> Assignment: Below are some records. Say how many of their lines include the string "posted", giving only the number.

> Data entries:
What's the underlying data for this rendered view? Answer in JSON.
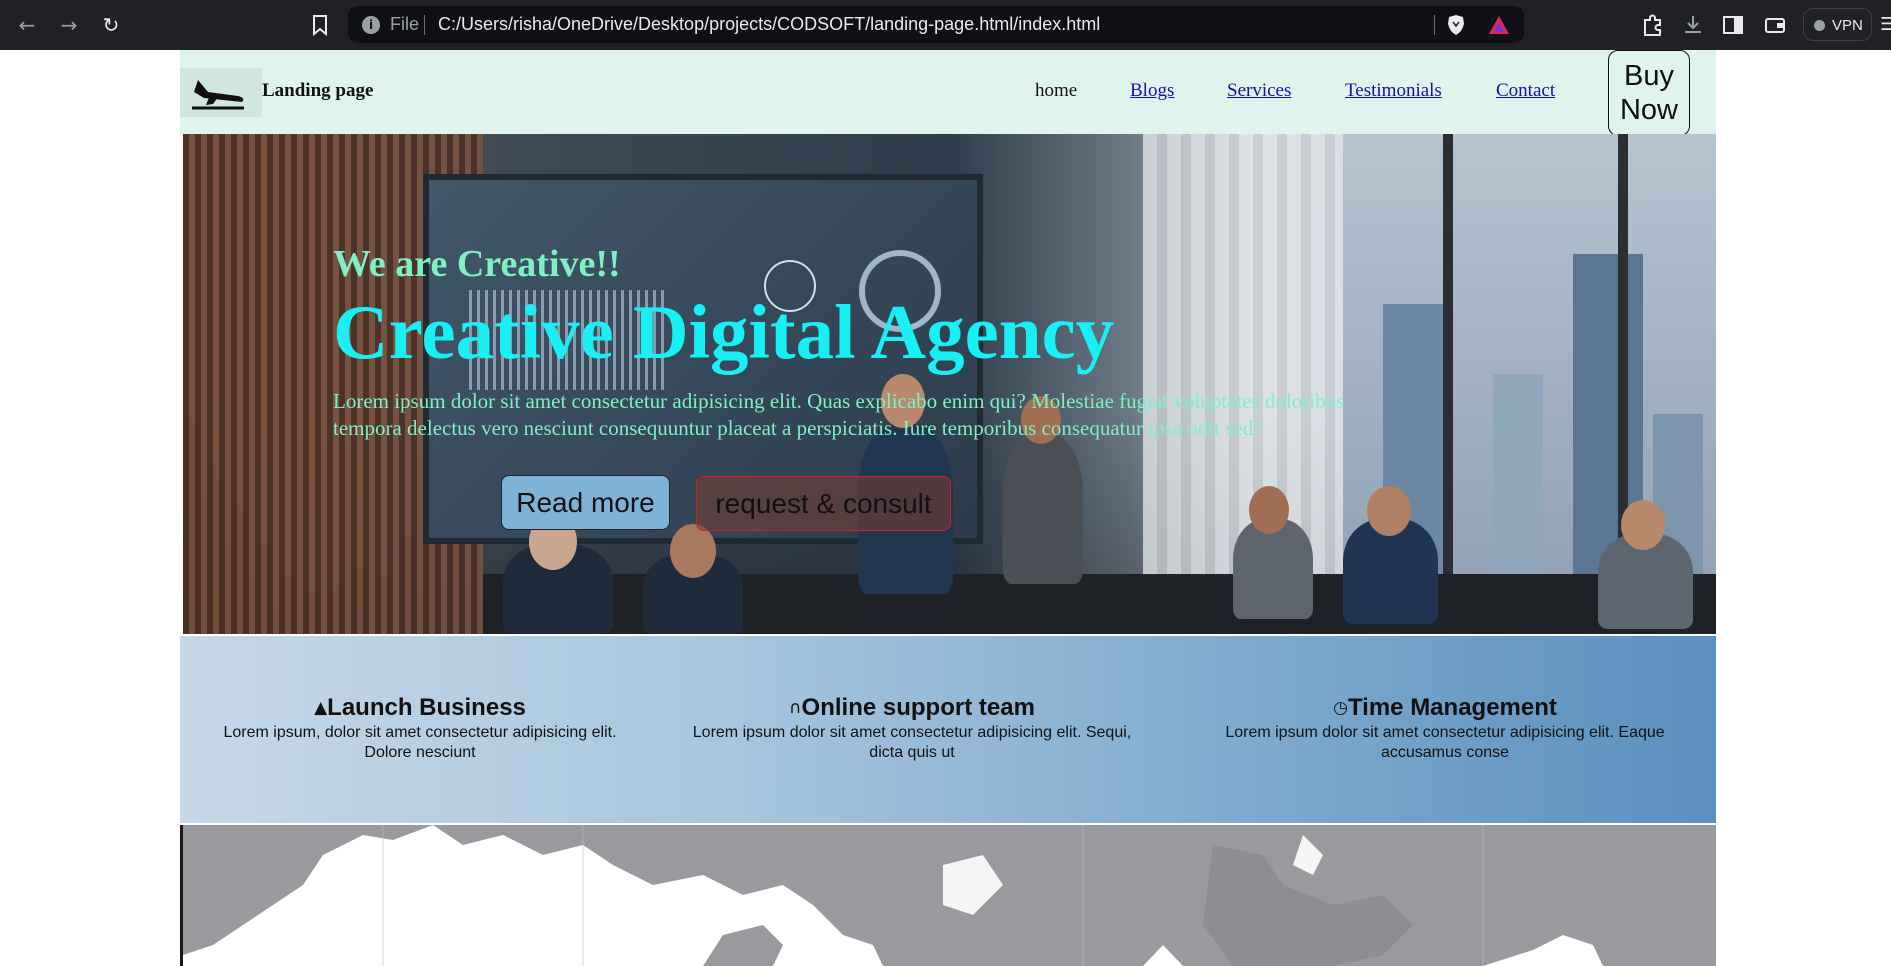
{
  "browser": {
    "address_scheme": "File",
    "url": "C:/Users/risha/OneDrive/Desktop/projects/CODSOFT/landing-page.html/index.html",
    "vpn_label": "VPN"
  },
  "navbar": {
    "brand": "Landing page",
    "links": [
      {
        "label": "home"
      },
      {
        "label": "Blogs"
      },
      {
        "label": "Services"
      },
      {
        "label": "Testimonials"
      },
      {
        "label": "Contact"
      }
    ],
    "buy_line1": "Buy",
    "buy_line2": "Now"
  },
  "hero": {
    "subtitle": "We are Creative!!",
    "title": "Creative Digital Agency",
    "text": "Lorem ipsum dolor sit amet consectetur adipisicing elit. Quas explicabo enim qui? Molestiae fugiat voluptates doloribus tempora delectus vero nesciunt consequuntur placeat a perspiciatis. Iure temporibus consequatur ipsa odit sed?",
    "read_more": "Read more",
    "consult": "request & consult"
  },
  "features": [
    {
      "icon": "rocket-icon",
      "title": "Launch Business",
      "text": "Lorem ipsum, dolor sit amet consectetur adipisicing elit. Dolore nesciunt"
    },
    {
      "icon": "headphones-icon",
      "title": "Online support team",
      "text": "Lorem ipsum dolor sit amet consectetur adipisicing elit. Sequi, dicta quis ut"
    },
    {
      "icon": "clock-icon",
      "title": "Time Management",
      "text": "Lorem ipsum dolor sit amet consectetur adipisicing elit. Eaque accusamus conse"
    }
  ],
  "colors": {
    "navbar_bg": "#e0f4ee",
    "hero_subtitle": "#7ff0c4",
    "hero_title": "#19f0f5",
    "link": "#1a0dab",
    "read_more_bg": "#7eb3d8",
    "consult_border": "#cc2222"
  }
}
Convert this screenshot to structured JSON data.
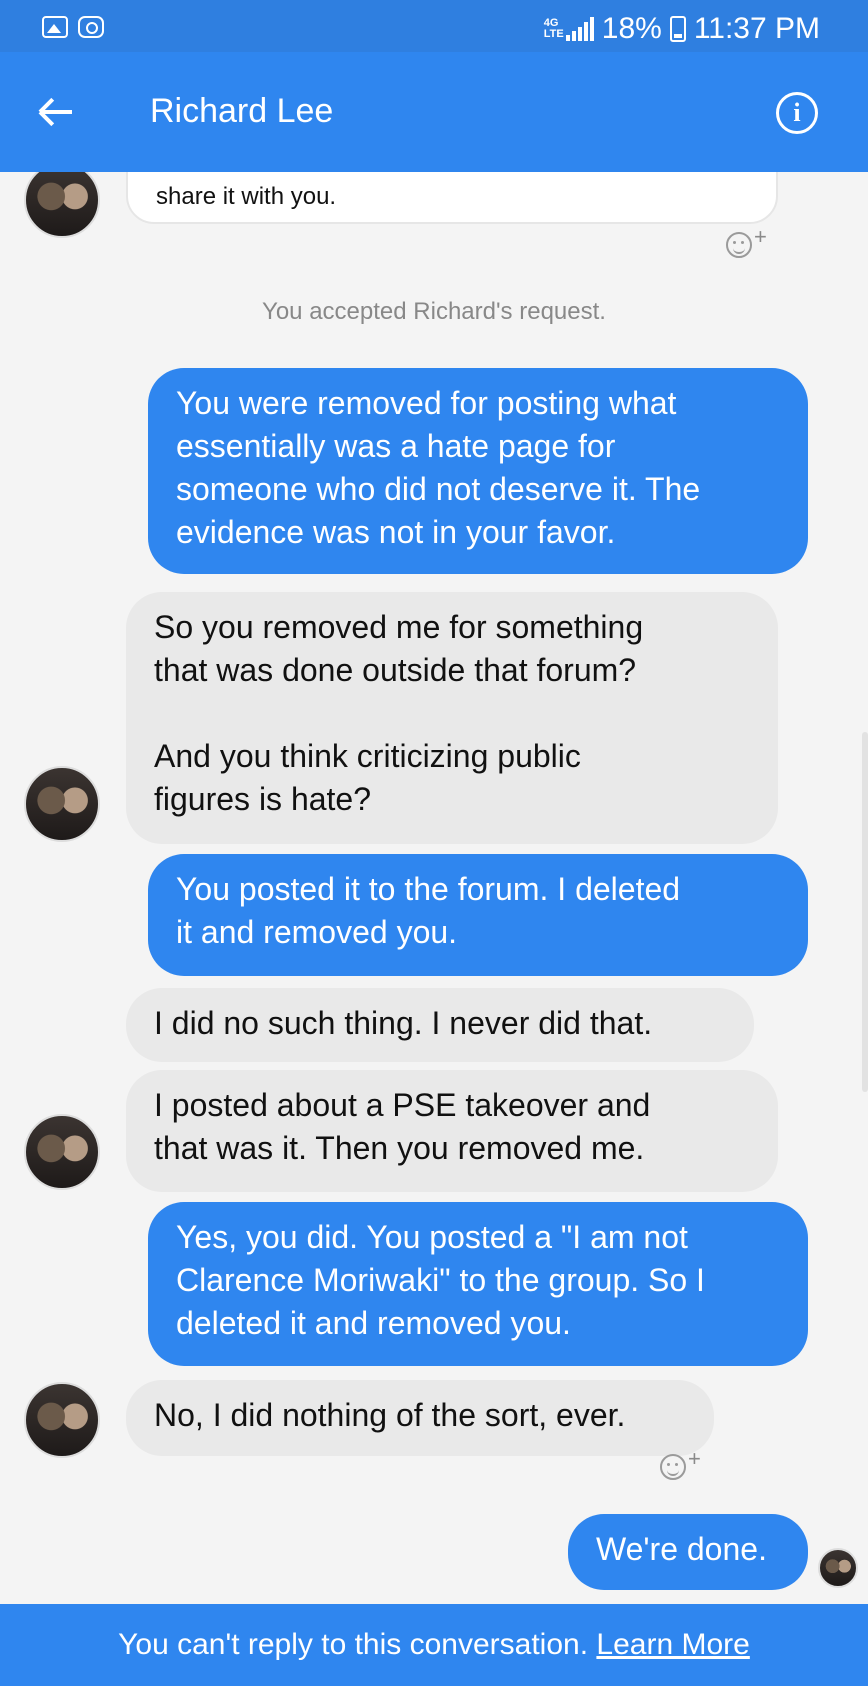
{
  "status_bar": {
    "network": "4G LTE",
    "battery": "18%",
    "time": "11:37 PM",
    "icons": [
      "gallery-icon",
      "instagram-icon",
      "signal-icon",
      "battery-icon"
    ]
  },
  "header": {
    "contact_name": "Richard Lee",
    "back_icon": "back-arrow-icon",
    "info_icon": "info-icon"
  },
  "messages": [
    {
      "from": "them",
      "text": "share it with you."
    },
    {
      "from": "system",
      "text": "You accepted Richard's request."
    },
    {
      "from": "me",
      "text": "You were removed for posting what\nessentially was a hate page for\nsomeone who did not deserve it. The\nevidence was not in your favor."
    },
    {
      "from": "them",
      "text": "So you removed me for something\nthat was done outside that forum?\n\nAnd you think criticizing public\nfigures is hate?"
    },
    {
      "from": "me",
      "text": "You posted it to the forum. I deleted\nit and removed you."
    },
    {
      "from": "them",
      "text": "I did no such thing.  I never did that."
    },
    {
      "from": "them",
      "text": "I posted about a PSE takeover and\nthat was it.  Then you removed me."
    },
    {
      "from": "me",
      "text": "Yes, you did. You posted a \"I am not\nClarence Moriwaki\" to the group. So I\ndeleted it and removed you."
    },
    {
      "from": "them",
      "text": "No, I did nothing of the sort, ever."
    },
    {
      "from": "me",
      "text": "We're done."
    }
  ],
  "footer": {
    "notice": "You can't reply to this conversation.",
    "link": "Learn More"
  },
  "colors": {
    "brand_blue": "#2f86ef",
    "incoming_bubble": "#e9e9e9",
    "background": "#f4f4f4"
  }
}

> Response to the exercise: 3